“It looked like the real Kim Jong Un, but later I realized it’s not the real one,” said Sagar Admuthe who was visiting from Mumbai, India, after several selfies with the doppleganger against a backdrop of the city’s bay.
“When you see him, it’s very difficult to make out.”
The Australian-Chinese man posing as the North Korean leader calls himself only Howard X and said he was appearing to wish success for a summit between Kim and US President Donald Trump to negotiate an end to the North’s nuclear program.
Howard X also made an appearance as Kim at the Winter Olympics in Gangneung in South Korea in February, bewildering North Korean cheerleaders who initially thought their leader had walked into a hockey stadium.
“I think the two leaders will sit down and they’re going to have a great time, because really they have the same personality,” he said on Sunday. “They are going to be best friends right after this meeting.”|
Trump signalled that preparations for a June 12 summit with Kim were going ahead, despite having called it off last week, and a White House team was scheduled to depart for Singapore this weekend to prepare for the possible summit.
Howard X said Kim’s rise as the third leader of North Korea in 2011 has proved lucrative for him, jump starting a new career in films, commercials and private functions, most often in his home town of Hong Kong.
“I said that guy looks a lot like me, and I thought, wow, I need to do something with this and make some money,” Howard X added.
“This is my normal body,” he said, when asked if he had to put on weight to impersonate the North’s leader. “But he’s fatter, and I can’t catch up ... it’ll damage my health.”
Howard X, who is a musician by training and said he still produces Brazilian music sung in Chinese, said his partner known as Dennis Alan impersonates Trump.
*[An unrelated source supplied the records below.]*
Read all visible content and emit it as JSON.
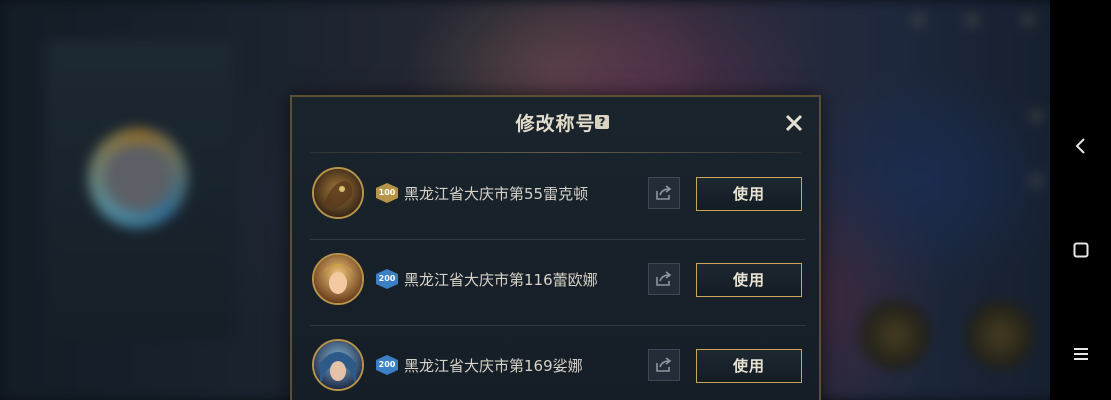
{
  "dialog": {
    "title": "修改称号",
    "help_icon": "?",
    "close_icon": "close-icon"
  },
  "titles": [
    {
      "level": "100",
      "level_color": "#b8944a",
      "name": "黑龙江省大庆市第55雷克顿",
      "share_icon": "share-icon",
      "use_label": "使用",
      "avatar_color": "#6b4a2a"
    },
    {
      "level": "200",
      "level_color": "#3d7fc4",
      "name": "黑龙江省大庆市第116蕾欧娜",
      "share_icon": "share-icon",
      "use_label": "使用",
      "avatar_color": "#c89a4a"
    },
    {
      "level": "200",
      "level_color": "#3d7fc4",
      "name": "黑龙江省大庆市第169娑娜",
      "share_icon": "share-icon",
      "use_label": "使用",
      "avatar_color": "#3e6a9a"
    }
  ],
  "system_nav": [
    "back-icon",
    "home-icon",
    "menu-icon"
  ]
}
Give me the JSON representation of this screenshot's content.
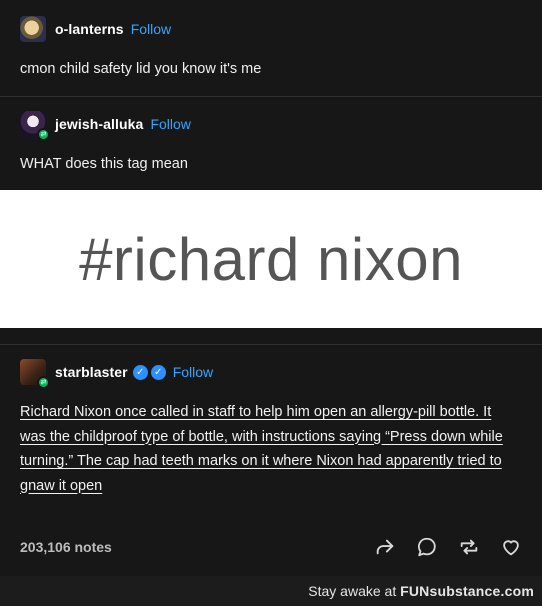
{
  "posts": [
    {
      "username": "o-lanterns",
      "follow": "Follow",
      "text": "cmon child safety lid you know it's me"
    },
    {
      "username": "jewish-alluka",
      "follow": "Follow",
      "text": "WHAT does this tag mean",
      "image_text": "#richard nixon"
    },
    {
      "username": "starblaster",
      "follow": "Follow",
      "text": "Richard Nixon once called in staff to help him open an allergy-pill bottle. It was the childproof type of bottle, with instructions saying “Press down while turning.” The cap had teeth marks on it where Nixon had apparently tried to gnaw it open"
    }
  ],
  "footer": {
    "notes": "203,106 notes"
  },
  "icons": {
    "share": "share-icon",
    "reply": "reply-icon",
    "reblog": "reblog-icon",
    "like": "heart-icon"
  },
  "watermark": {
    "prefix": "Stay awake at ",
    "brand": "FUNsubstance.com"
  },
  "colors": {
    "accent": "#32a6ff",
    "background": "#171717",
    "reblog_badge": "#00b85c"
  }
}
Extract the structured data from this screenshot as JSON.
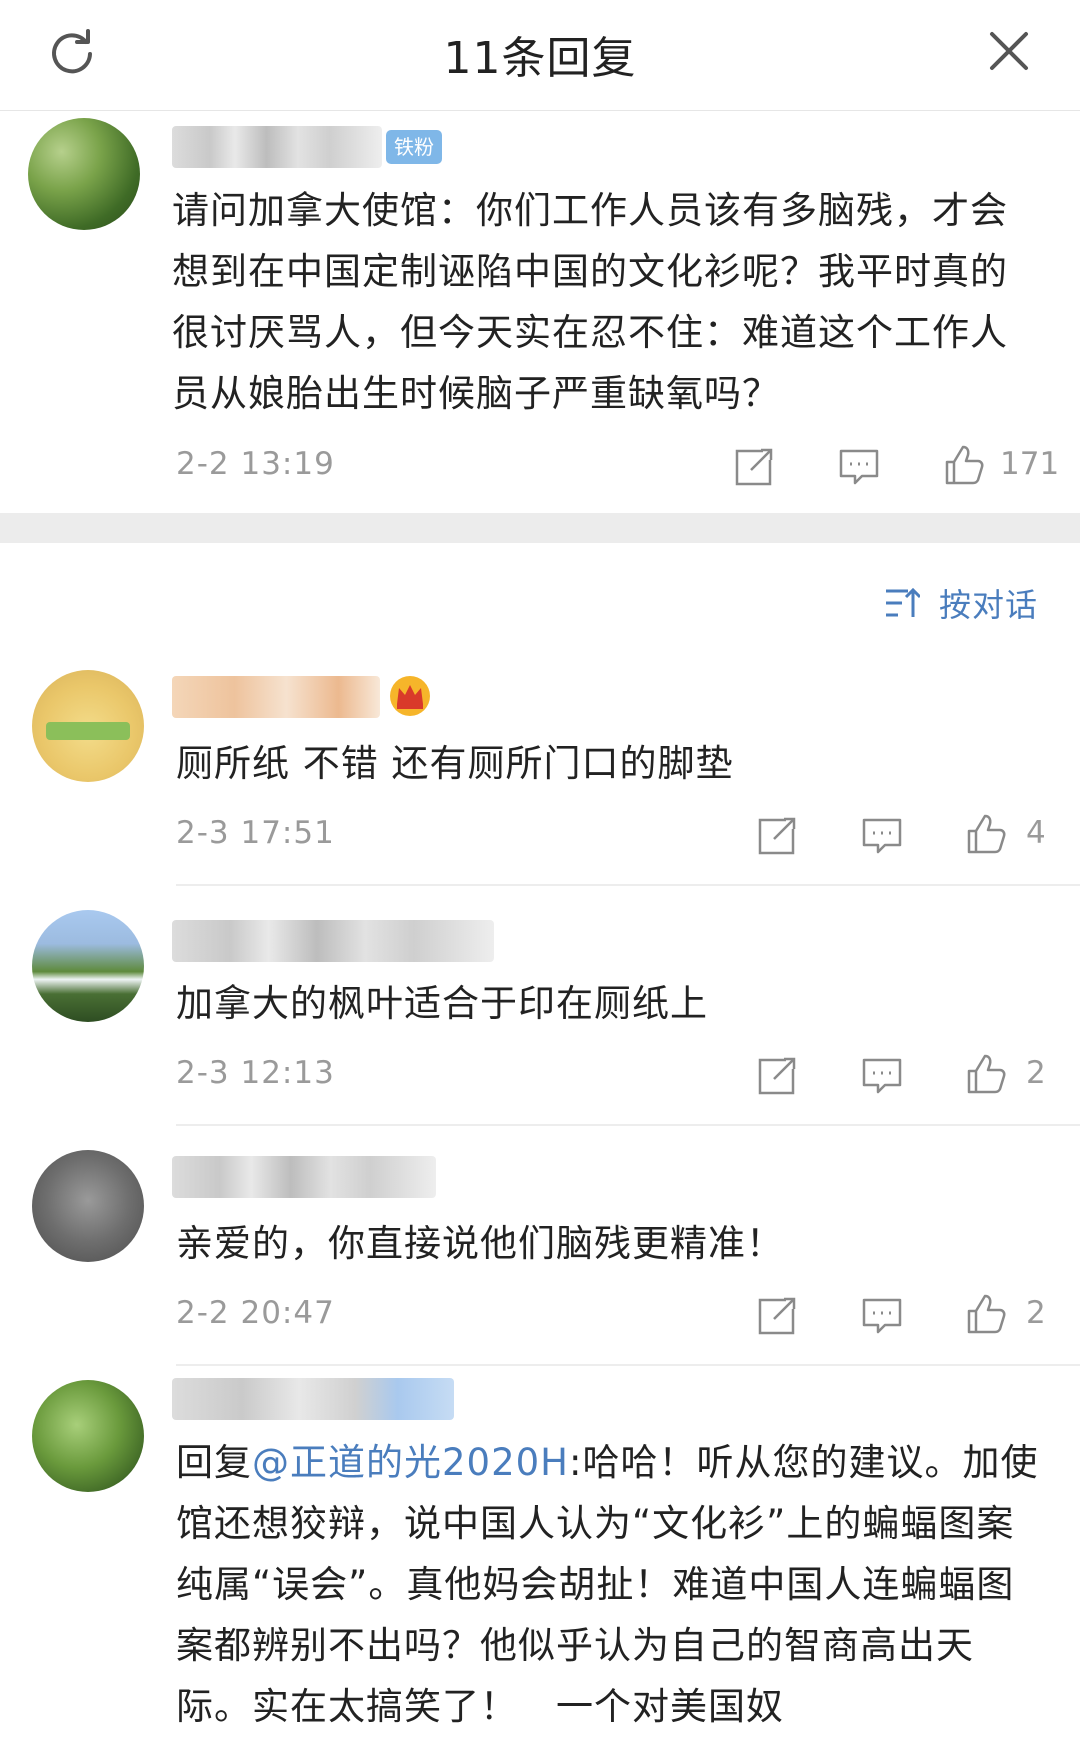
{
  "header": {
    "title": "11条回复",
    "refresh_icon": "refresh-icon",
    "close_icon": "close-icon"
  },
  "main_comment": {
    "badge": "铁粉",
    "text": "请问加拿大使馆：你们工作人员该有多脑残，才会想到在中国定制诬陷中国的文化衫呢？我平时真的很讨厌骂人，但今天实在忍不住：难道这个工作人员从娘胎出生时候脑子严重缺氧吗？",
    "time": "2-2 13:19",
    "likes": "171"
  },
  "sort": {
    "label": "按对话",
    "icon": "sort-icon"
  },
  "replies": [
    {
      "text": "厕所纸 不错 还有厕所门口的脚垫",
      "time": "2-3 17:51",
      "likes": "4"
    },
    {
      "text": "加拿大的枫叶适合于印在厕纸上",
      "time": "2-3 12:13",
      "likes": "2"
    },
    {
      "text": "亲爱的，你直接说他们脑残更精准！",
      "time": "2-2 20:47",
      "likes": "2"
    },
    {
      "prefix": "回复",
      "mention": "@正道的光2020H",
      "text": ":哈哈！听从您的建议。加使馆还想狡辩，说中国人认为“文化衫”上的蝙蝠图案纯属“误会”。真他妈会胡扯！难道中国人连蝙蝠图案都辨别不出吗？他似乎认为自己的智商高出天际。实在太搞笑了！　一个对美国奴"
    }
  ],
  "colors": {
    "accent": "#4a7dbd",
    "badge": "#7fb7e8",
    "secondary_text": "#9a9a9a",
    "separator": "#ececec"
  }
}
Although he could not join him this week, both will return before the summit.
“Hey Donald, I’m already in Singapore, waiting for you to turn up,” Howard X said.